Deluca, Paolo and Zoe Davey, Ornella Corazza, Lucia Di Furia, Magi Farre, Liv Holmefjord Flesland, Miia Mannonen, Aino Majava, Teuvo Peltoniemi, Manuela Pasinetti, Cinzia Pezzolesi, Norbert Scherbaum, Holger Siemann, Arvid Skutle, Marta Torrens, Peer van der Kreeft, Erik Iversen, Fabrizio Schifano. 2012. “Identifying emerging trends in recreational drug use; outcomes from the Psychonaut Web Mapping Project,” Progress in Neuro-Psychopharmacology and Biological Psychiatry 39:2:221-226.
Jenks, Shepherd M., Jr. 1995. “An Analysis Of Risk Reduction Among Organized Groups That Promote Marijuana and Psychedelic Drugs,” The Journal of Drug Issues 25:3:629-647.
Lerner, Michael and Michael Lyvers.2006. “Values and Beliefs of Psychedelic Drug Users: A Cross-Cultural Study,” Journal of Psychoactive Drugs 38:2:143-147.
Monteith, Andrew. 2016. “The Words of McKenna: Healing, Political Critique, and the Evolution of Psychonaut Religion since the 1960s Counterculture,” Journal of the American Academy of Religion 84:4:1081–1109.
Orsolini, Laura and Paul St John-Smith, Daniel McQueen, Duccia Papanti, John Corkery, Fabrizio Schifano. 2017. “Evolutionary Considerations on the Emerging Subculture of the E-psychonauts and the Novel Psychoactive Substances: A Comeback to the Shamanism?” Current Neuropharmacology 15:5:731-737.

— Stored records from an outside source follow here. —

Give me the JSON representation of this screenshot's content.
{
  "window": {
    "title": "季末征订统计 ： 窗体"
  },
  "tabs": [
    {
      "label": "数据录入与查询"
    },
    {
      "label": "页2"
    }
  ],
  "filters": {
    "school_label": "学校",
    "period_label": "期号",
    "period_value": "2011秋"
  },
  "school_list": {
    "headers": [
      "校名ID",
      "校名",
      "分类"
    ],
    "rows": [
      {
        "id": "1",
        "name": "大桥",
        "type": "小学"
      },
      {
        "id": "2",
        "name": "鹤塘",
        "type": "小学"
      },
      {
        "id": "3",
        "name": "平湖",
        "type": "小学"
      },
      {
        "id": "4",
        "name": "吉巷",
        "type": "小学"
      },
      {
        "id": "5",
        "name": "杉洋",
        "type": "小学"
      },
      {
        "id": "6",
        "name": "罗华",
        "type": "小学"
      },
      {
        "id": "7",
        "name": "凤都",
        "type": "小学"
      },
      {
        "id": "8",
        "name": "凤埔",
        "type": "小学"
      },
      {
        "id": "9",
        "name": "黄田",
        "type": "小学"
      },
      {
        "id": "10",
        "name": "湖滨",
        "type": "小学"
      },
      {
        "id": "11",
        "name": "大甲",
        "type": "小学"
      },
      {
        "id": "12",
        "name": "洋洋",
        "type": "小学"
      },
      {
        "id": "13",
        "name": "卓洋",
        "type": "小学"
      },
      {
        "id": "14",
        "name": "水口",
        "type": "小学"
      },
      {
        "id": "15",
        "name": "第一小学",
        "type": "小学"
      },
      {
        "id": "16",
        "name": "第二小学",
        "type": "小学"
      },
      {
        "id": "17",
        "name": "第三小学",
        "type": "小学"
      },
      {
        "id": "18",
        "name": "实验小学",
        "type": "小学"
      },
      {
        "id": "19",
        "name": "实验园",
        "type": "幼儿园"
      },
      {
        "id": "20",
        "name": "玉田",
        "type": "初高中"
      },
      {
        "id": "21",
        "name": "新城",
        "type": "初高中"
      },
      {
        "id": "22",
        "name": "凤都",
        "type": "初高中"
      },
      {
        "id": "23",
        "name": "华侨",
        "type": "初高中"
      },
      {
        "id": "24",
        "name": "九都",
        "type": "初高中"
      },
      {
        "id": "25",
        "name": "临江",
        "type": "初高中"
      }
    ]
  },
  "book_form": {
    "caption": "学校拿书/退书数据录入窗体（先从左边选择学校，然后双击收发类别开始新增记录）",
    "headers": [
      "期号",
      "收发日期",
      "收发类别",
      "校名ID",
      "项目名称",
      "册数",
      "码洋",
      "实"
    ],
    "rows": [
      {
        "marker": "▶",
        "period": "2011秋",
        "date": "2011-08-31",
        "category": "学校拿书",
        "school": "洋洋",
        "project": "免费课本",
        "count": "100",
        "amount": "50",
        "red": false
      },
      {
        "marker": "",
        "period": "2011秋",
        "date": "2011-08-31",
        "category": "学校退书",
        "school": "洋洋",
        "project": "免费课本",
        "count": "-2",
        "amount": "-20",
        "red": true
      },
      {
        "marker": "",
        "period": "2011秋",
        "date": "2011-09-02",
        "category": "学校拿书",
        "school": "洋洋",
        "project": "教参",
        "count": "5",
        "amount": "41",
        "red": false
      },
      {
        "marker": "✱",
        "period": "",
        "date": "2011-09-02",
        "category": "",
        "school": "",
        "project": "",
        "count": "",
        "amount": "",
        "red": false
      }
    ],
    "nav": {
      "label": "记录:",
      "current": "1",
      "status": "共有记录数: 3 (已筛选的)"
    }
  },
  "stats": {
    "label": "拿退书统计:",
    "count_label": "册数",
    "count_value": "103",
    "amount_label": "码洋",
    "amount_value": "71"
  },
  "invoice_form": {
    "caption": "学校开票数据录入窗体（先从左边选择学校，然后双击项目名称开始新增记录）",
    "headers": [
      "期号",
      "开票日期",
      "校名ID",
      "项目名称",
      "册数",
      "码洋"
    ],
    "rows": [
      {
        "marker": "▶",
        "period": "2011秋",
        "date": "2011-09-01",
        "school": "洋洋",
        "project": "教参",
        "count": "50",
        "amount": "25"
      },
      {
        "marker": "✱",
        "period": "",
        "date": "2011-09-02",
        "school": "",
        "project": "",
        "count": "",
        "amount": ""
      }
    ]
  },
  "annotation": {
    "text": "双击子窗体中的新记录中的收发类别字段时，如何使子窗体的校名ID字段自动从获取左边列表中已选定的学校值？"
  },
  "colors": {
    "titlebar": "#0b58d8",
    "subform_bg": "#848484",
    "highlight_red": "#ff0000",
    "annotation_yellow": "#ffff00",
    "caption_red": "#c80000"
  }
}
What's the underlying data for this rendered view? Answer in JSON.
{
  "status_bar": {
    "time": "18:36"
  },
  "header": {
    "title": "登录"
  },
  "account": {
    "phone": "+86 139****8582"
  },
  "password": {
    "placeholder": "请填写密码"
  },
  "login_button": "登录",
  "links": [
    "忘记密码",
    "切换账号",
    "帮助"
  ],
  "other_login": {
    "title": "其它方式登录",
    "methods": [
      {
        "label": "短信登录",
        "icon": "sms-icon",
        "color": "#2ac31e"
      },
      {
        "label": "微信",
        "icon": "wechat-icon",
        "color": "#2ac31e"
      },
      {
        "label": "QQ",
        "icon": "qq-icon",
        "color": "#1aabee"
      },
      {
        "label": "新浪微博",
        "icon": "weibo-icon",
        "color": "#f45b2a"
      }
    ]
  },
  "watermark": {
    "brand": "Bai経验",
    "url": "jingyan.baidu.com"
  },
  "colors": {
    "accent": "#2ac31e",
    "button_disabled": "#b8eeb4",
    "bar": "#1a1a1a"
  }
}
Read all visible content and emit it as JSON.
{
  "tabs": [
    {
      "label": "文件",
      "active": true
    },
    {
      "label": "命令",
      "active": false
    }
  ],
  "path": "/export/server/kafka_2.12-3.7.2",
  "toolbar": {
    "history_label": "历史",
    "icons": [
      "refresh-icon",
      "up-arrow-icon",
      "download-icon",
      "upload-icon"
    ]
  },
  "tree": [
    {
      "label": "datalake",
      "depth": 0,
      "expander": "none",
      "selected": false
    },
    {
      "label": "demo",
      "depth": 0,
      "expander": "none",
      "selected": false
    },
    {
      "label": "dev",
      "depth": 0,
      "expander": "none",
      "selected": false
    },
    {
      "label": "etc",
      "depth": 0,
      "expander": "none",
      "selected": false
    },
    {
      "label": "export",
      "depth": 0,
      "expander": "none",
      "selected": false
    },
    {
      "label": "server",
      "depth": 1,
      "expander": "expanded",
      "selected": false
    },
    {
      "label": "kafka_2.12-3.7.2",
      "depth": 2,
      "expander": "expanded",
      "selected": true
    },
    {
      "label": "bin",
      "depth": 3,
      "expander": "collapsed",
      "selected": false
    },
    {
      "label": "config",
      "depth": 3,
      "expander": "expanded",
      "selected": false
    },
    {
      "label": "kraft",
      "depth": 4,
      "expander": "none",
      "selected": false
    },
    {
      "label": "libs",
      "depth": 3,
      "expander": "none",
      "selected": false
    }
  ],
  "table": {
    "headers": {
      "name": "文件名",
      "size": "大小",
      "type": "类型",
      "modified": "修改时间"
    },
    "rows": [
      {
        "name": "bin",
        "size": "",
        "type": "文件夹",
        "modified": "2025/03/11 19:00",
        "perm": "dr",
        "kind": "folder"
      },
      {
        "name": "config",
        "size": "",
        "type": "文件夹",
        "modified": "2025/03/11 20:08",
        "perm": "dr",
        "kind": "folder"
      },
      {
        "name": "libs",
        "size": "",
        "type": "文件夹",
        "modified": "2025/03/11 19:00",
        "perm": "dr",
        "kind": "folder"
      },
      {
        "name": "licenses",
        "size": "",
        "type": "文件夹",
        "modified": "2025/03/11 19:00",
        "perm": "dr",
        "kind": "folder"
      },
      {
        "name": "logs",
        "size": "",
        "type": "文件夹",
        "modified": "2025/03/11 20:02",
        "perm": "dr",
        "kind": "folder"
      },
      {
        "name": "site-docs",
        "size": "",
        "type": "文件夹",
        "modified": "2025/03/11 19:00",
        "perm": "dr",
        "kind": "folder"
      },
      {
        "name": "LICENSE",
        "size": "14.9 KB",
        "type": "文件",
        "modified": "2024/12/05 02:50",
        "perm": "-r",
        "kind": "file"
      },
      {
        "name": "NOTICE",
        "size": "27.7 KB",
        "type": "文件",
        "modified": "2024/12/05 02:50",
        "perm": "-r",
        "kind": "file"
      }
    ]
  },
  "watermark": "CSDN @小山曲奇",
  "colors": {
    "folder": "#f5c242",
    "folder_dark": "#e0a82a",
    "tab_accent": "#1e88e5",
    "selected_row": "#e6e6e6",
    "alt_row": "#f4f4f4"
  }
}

Pollan, Michael. 2018. How to Change Your Mind: What the New Science of Psychedelics Teaches Us About Consciousness, Dying, Addiction, Depression, and Transcendence. New York: Penguin Press.